  • Wed 27/9sky is clear
  • Thu 28/9sky is clear
  • Fri 29/9sky is clear
  • Sat 30/9sky is clear

The Blue Mountains have a temperate climate that you can enjoy throughout the year. In high-altitude regions of the range, the average monthly temperatures vary between 5 and 18 degrees. In low-altitude regions of the park, you can expect temperatures between 16 to 29 degrees. Low-altitude regions usually receive about 850 millimetres of annual rainfall. High-altitude regions can receive as much as 1,200 millimetres of rainfall each year.


In addition to wondrous views, the Blue Mountains have a rich history. The Aboriginal people have lived in the area for thousands of years; you should put forth your best effort to respect their customs. The Gundungurra and Darug Aboriginal groups are recognised by the Australian government as the traditional custodians of the Blue Mountains.
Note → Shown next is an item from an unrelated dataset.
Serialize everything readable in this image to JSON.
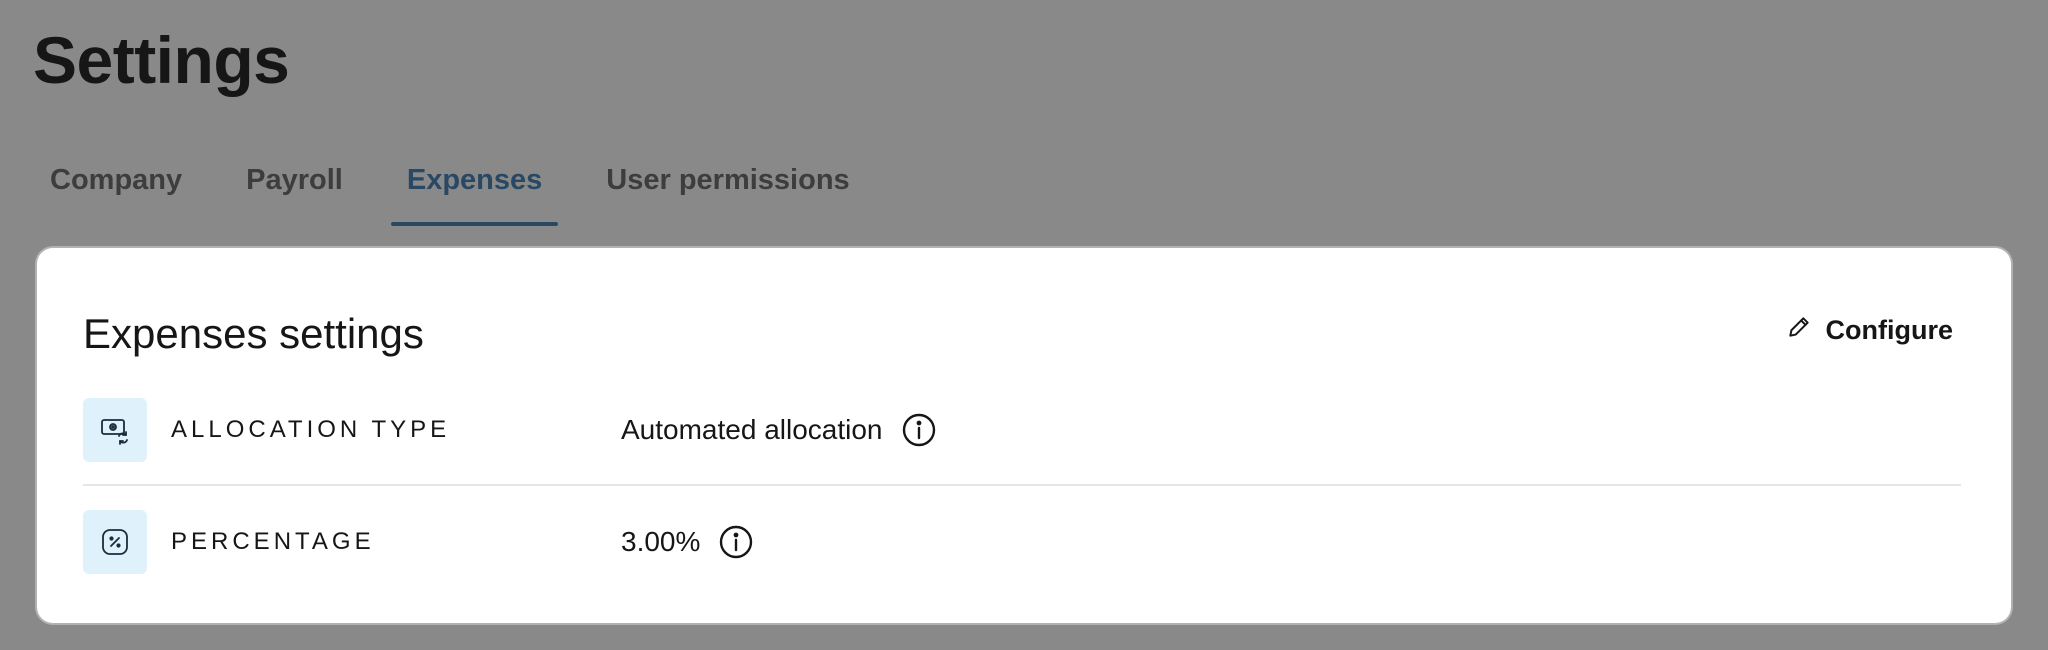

Because of their historical importance and natural beauty, the Blue Mountains are listed as a World Heritage Site by UNESCO.